Allergic kids were also counseled to keep their allergies a secret because they would get teased for being different. This silence put them at greater risk. This is a pattern you often see at work with any kind of addiction may it be meth addiction or alcohol addiction. Addicts cover up their problem because they are aware of the stigma and by doing do put themselves at greater risk of negative outcomes.
Now: People Are Both Allergy Savvy and More Accepting
Over 40 states have passed laws since 2001 that require EMTs to always carry epinephrine with them. And, most states allow young people to carry their own EpiPens with them to school to be prepared in case of an allergy attack.
Kids with allergies still know that they are different, but research shows that they feel no more social stress than children without allergies. In part, this is because food allergies appear in popular culture with increasing regularity and the issue is also important to policy makers.
Part of the reason for the heightened awareness comes from the growing number of children with allergies. The Centers for Disease Control and Prevention report the frequency of allergies rose almost 20 percent between 1997 and 2007. Now, food allergies affect 8 percent of children under 4-years-old. This means more kids face their own allergies or come in contact with peers who have them.
Then: Parents Were Cautioned to Avoid Introducing Certain Foods
Pediatricians, in an effort to prevent the development of allergies, advised parents with a history of food allergies to wait until their children were older before giving them foods that caused allergies. This meant kids weren’t allowed to have eggs until they were two and fish, peanuts, and tree nuts were avoided until age three. The thinking was that a child’s immune system had to be better developed before it could grapple with allergen-prone foods.
Now: There Is No Recommendation to Delay Foods
When a lack of evidence supporting a delay was considered, the American Academy of Pediatrics withdrew their support of avoiding allergens until a child was older. In fact, some medical professionals now believe that a postponement of allergenic foods may cause children to be more likely to have an adverse reaction. Evidence has led some researchers to believe there is a point in a child’s development (not too late and not too early) that the immune system is best able to tolerate certain foods, although experts don’t know why this is the case.

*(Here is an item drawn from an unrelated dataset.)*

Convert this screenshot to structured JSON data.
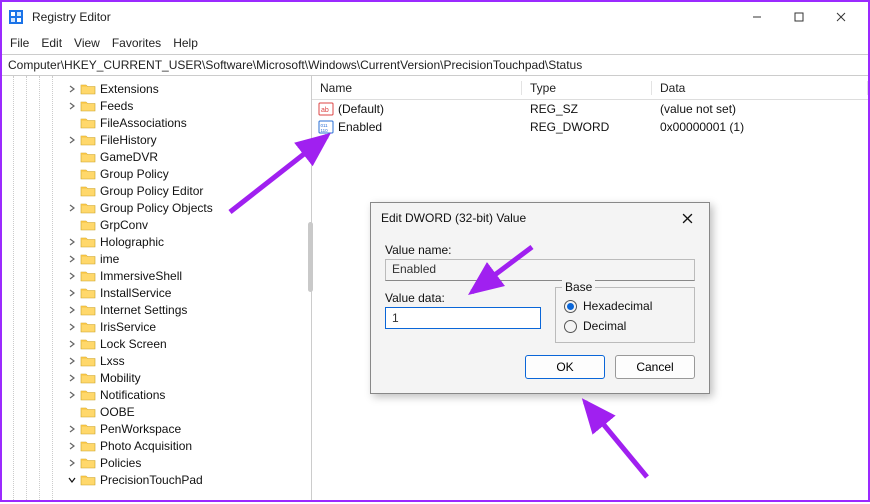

If you are concerned about your child, talk to their pediatrician. You might be able to introduce allergen-prone foods—like milk, eggs, and nuts—much earlier than you think. The timing will depend upon your family’s history, your comfort offering the foods, and whether your child shows other signs of allergy (like eczema). If you have an infant and are just thinking ahead, experts indicate breastfeeding for four months or longer can lower the risk of developing food allergies.